He is buried in the Jewish portion of Riverside Cemetery on his family plot.

Just a few blocks away from the Gaba Family home at 308 N. 7th Street was the family department store.
During the Great Depression you could get overalls for $1.75, work shoes at $1.98 and boys knee pants for $.75.
Solomon Gaba and his wife surely hoped to pass the business onto their sons Mark and Abe (who went by his middle name, Lester). But Mark, who was a standout in tennis, died in World War II. And Lester, well, Lester had other aspirations.
He entered a soap sculpturing contest with P&G as a boy, and despite not winning ­— as previously written history indicates — the attempt in the contest literally shaped his life forever.
In 1930, 27-year-old left for college in Chicago where he studied art and expanded his soap sculpting education. The '30s were good to the former delivery boy turned unique artist, he was making a name for himself. A name that was growing so large that the small town atmosphere of Hannibal couldn't contain him.

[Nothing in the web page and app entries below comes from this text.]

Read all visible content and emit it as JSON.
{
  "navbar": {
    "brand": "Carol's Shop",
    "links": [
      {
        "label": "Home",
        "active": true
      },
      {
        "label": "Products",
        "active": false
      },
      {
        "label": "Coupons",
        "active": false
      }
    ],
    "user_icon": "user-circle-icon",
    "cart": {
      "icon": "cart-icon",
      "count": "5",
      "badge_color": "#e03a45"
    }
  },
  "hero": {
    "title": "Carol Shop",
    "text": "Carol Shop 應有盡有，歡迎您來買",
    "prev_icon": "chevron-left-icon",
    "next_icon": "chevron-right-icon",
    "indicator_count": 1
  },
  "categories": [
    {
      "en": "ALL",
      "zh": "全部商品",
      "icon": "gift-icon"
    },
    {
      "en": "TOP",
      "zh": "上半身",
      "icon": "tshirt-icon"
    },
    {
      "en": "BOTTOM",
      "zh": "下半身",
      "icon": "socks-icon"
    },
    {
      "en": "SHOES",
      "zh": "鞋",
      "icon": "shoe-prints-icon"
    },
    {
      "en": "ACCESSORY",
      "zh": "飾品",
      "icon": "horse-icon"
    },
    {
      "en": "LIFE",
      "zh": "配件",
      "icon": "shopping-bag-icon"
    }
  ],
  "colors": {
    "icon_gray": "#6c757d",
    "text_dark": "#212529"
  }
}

In 1932, Lester headed off to the big city, New York City that is, landing a job with Best & Co. creating mannequins. He became an expert in window displays and captured a lot of attention with the reality his mannequins possessed.
Even the mannequins themselves gained popularity.
Lester's style and pristine detail soon became very recognizable. The mannequins became known as "Gaba Girls" and were just as popular as he was.
Carving offers to do work came in from other organizations too, Dupont, Elizabeth Arden, Coty, CBS, the New Yorker came calling.
Cynthia, a mannequin, was created for Saks Fifth Avenue. She was dressed in the finest clothes and jewelry. Gaba took her everywhere, even to the set of "Artists and Models," a film Lester had a role in. The two were photographed together just like any real couple would be. At some glances Cynthia looks very lifelike while in some photographs it's easy to tell Cynthia isn't human at all.
When it came to the world of fashion, design and art, Gaba was at the top of the totem pole. Socially and culturally in his time he was as popular as any other high profiled figure.
It's not really known what kind of personality Gaba had. One would think it was eccentric in a way given his stature in feminine production and given the fact he took one of his soap mannequins everywhere he went.
One thing that is known is his relationship with Hollywood director Vincente Minnelli (best known for directing "Meet Me in St. Louis," marrying Judy Garland and being the father of Liza Minnelli).
According to the book, "Vincente Minnelli: Hollywood's Dark Dreamer," by Emanuel Levy, Gaba and Minnelli were thought of as a couple. The book notes unlike Minnelli, Gaba, at least with some collegues, was not as cautious as Minnelli when it came to being known as homosexual.
But there was a difference of the times during Gaba's day. In big city New York, homosexuality could be known or suspected, but still kept private. Where small town Hannibal wouldn't have had a more understanding culture.
Lester shifted to painting in his retirement years and created numerous oil pieces.
He died at the age of 80 in New York, was cremated and brought back to Hannibal for burial.
He is buried in the Jewish portion of Riverside Cemetery on his family plot.